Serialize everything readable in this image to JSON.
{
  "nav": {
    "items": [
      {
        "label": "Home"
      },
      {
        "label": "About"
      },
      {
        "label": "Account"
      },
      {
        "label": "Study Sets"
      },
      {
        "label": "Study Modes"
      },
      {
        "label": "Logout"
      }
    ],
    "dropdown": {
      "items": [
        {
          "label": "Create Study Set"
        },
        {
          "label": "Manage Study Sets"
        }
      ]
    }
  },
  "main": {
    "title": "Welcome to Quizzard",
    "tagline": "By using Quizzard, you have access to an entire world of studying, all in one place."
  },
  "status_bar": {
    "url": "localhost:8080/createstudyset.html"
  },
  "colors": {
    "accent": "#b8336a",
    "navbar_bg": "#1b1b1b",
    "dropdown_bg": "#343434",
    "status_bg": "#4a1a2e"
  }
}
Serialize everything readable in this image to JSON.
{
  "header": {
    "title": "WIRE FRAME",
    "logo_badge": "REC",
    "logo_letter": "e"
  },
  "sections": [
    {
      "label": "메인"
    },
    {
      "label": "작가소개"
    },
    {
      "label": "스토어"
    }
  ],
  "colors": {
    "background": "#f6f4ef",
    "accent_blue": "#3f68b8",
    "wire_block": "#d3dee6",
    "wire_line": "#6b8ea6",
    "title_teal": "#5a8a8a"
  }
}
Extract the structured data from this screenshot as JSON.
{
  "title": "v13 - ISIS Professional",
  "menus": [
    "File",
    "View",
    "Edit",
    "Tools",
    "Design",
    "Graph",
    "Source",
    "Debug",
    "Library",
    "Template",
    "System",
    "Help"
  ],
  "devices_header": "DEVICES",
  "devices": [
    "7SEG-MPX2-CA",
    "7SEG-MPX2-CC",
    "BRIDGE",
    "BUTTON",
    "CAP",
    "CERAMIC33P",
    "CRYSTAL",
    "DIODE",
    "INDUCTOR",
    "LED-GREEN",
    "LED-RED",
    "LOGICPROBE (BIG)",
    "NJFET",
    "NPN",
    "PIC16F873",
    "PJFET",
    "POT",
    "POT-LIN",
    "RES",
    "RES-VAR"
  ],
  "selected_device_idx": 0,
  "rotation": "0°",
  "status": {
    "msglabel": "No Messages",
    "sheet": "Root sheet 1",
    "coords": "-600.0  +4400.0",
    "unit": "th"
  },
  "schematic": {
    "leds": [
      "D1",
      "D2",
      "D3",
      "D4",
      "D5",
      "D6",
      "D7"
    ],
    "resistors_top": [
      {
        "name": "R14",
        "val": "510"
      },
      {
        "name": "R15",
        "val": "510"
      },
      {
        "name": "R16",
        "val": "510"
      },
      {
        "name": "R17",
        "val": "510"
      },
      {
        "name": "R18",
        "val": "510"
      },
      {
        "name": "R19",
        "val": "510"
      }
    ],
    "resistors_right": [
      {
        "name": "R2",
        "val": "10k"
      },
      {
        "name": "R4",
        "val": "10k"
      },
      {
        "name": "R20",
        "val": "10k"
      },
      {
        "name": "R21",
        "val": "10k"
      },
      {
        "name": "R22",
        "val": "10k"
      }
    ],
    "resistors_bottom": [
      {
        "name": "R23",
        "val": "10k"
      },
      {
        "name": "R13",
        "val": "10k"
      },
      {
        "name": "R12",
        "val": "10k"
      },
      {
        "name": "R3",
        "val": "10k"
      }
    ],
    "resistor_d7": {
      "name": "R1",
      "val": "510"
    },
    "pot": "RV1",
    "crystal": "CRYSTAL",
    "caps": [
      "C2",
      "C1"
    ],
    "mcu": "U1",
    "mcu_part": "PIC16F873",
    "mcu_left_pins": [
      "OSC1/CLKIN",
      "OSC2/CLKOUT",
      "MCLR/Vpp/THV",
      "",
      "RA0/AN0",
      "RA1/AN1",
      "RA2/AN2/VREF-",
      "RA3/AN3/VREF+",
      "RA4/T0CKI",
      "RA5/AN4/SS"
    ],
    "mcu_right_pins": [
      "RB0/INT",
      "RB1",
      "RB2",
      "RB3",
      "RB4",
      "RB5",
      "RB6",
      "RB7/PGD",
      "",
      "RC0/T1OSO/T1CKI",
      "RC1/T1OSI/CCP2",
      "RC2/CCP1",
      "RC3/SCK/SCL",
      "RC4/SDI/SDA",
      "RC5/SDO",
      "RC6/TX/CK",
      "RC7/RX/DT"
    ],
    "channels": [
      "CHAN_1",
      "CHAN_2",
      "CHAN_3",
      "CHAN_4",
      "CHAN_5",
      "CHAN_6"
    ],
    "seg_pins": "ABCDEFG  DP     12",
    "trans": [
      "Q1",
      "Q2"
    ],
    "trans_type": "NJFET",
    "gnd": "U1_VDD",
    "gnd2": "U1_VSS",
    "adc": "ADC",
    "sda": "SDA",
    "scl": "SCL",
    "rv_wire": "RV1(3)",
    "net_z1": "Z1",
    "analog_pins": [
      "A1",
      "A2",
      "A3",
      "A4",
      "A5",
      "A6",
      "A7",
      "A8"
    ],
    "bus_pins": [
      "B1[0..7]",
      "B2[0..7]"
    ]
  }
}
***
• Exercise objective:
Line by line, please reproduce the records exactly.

• Task output:
Serialize everything readable in this image to JSON.
{
  "nav": {
    "items": [
      {
        "label": "Home"
      },
      {
        "label": "About"
      },
      {
        "label": "Account"
      },
      {
        "label": "Study Sets"
      },
      {
        "label": "Study Modes"
      },
      {
        "label": "Logout"
      }
    ],
    "dropdown": {
      "items": [
        {
          "label": "Create Study Set"
        },
        {
          "label": "Manage Study Sets"
        }
      ]
    }
  },
  "main": {
    "title": "Welcome to Quizzard",
    "tagline": "By using Quizzard, you have access to an entire world of studying, all in one place."
  },
  "status_bar": {
    "url": "localhost:8080/createstudyset.html"
  },
  "colors": {
    "accent": "#b8336a",
    "navbar_bg": "#1b1b1b",
    "dropdown_bg": "#343434",
    "status_bg": "#4a1a2e"
  }
}
Serialize everything readable in this image to JSON.
{
  "header": {
    "title": "WIRE FRAME",
    "logo_badge": "REC",
    "logo_letter": "e"
  },
  "sections": [
    {
      "label": "메인"
    },
    {
      "label": "작가소개"
    },
    {
      "label": "스토어"
    }
  ],
  "colors": {
    "background": "#f6f4ef",
    "accent_blue": "#3f68b8",
    "wire_block": "#d3dee6",
    "wire_line": "#6b8ea6",
    "title_teal": "#5a8a8a"
  }
}
Extract the structured data from this screenshot as JSON.
{
  "title": "v13 - ISIS Professional",
  "menus": [
    "File",
    "View",
    "Edit",
    "Tools",
    "Design",
    "Graph",
    "Source",
    "Debug",
    "Library",
    "Template",
    "System",
    "Help"
  ],
  "devices_header": "DEVICES",
  "devices": [
    "7SEG-MPX2-CA",
    "7SEG-MPX2-CC",
    "BRIDGE",
    "BUTTON",
    "CAP",
    "CERAMIC33P",
    "CRYSTAL",
    "DIODE",
    "INDUCTOR",
    "LED-GREEN",
    "LED-RED",
    "LOGICPROBE (BIG)",
    "NJFET",
    "NPN",
    "PIC16F873",
    "PJFET",
    "POT",
    "POT-LIN",
    "RES",
    "RES-VAR"
  ],
  "selected_device_idx": 0,
  "rotation": "0°",
  "status": {
    "msglabel": "No Messages",
    "sheet": "Root sheet 1",
    "coords": "-600.0  +4400.0",
    "unit": "th"
  },
  "schematic": {
    "leds": [
      "D1",
      "D2",
      "D3",
      "D4",
      "D5",
      "D6",
      "D7"
    ],
    "resistors_top": [
      {
        "name": "R14",
        "val": "510"
      },
      {
        "name": "R15",
        "val": "510"
      },
      {
        "name": "R16",
        "val": "510"
      },
      {
        "name": "R17",
        "val": "510"
      },
      {
        "name": "R18",
        "val": "510"
      },
      {
        "name": "R19",
        "val": "510"
      }
    ],
    "resistors_right": [
      {
        "name": "R2",
        "val": "10k"
      },
      {
        "name": "R4",
        "val": "10k"
      },
      {
        "name": "R20",
        "val": "10k"
      },
      {
        "name": "R21",
        "val": "10k"
      },
      {
        "name": "R22",
        "val": "10k"
      }
    ],
    "resistors_bottom": [
      {
        "name": "R23",
        "val": "10k"
      },
      {
        "name": "R13",
        "val": "10k"
      },
      {
        "name": "R12",
        "val": "10k"
      },
      {
        "name": "R3",
        "val": "10k"
      }
    ],
    "resistor_d7": {
      "name": "R1",
      "val": "510"
    },
    "pot": "RV1",
    "crystal": "CRYSTAL",
    "caps": [
      "C2",
      "C1"
    ],
    "mcu": "U1",
    "mcu_part": "PIC16F873",
    "mcu_left_pins": [
      "OSC1/CLKIN",
      "OSC2/CLKOUT",
      "MCLR/Vpp/THV",
      "",
      "RA0/AN0",
      "RA1/AN1",
      "RA2/AN2/VREF-",
      "RA3/AN3/VREF+",
      "RA4/T0CKI",
      "RA5/AN4/SS"
    ],
    "mcu_right_pins": [
      "RB0/INT",
      "RB1",
      "RB2",
      "RB3",
      "RB4",
      "RB5",
      "RB6",
      "RB7/PGD",
      "",
      "RC0/T1OSO/T1CKI",
      "RC1/T1OSI/CCP2",
      "RC2/CCP1",
      "RC3/SCK/SCL",
      "RC4/SDI/SDA",
      "RC5/SDO",
      "RC6/TX/CK",
      "RC7/RX/DT"
    ],
    "channels": [
      "CHAN_1",
      "CHAN_2",
      "CHAN_3",
      "CHAN_4",
      "CHAN_5",
      "CHAN_6"
    ],
    "seg_pins": "ABCDEFG  DP     12",
    "trans": [
      "Q1",
      "Q2"
    ],
    "trans_type": "NJFET",
    "gnd": "U1_VDD",
    "gnd2": "U1_VSS",
    "adc": "ADC",
    "sda": "SDA",
    "scl": "SCL",
    "rv_wire": "RV1(3)",
    "net_z1": "Z1",
    "analog_pins": [
      "A1",
      "A2",
      "A3",
      "A4",
      "A5",
      "A6",
      "A7",
      "A8"
    ],
    "bus_pins": [
      "B1[0..7]",
      "B2[0..7]"
    ]
  }
}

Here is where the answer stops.